A future Conservative government would freeze benefits but protect pensions. Have the over-65s never had it so good?by Peter Kellner / October 3, 2014 / Leave a comment
Most people agree that Britain’s political discourse is often far too discourteous, with too many insults and too little gratitude. This blog seeks to redress the balance just a little. I wish to say thank you to all my readers, especially those of you under 65.
Thank you for funding my Freedom Pass. And my winter fuel allowance. And my free prescriptions and eye tests. And my exemption from paying national insurance. Most of all, in this harsh economic climate, thank you for my state pension rights—and thank you, in advance, for accepting George Osborne’s decision this week to keep my pension growing by at least 2.5 per cent a year, while most benefits for people of working age will be frozen.
Looking further ahead, to when I am 75, thank you for the free television licence I shall then enjoy—and also, again after this week’s policy announcements, for my ability to pass on any unspent portion of my pension pot at a lower tax rate when I die.
I know that some people find this all rather strange. They say my generation has never had it so good, and that our disposable income has not just been protected throughout this era of austerity, but grown faster than that of any other age group.

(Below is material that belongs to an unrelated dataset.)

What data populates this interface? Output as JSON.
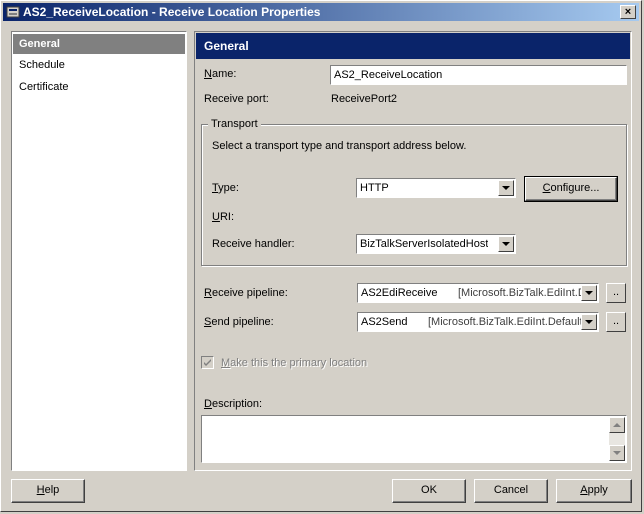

What ingratitude! Think of the terrible problems that have blighted our lives: growing up after the Second World War, having to listen to our parents explaining how they saved western civilisation; enduring sweet rationing and free school milk; forced to attend those divisive grammar schools; suffering the intense guilt of a free university education; agonising over the bewildering array of career choices in an era of full employment; having to pay as much as £5,000 for our first home and then fill out forms to claim mortgage tax relief. You youngsters simply don’t understand what life was like when we were your age.
Surely we now deserve generous treatment, having survived all that. Some may complain that my generation has caused the problems that the under-65s must now pay to solve. If you are one of them, I say: deal with it and stop carping.
Besides, won’t you want the same benefits when you retire? The way things are going, you should be able to look forward to receiving most of them, albeit not until you are 70. Well, some of them. Maybe.
Meanwhile, acting now against us post-war baby boomers would be politically counterproductive. For, if we must reduce this important and principled discussion to one of electoral self-interest, just remember this. Almost everyone in my generation votes; many in yours don’t.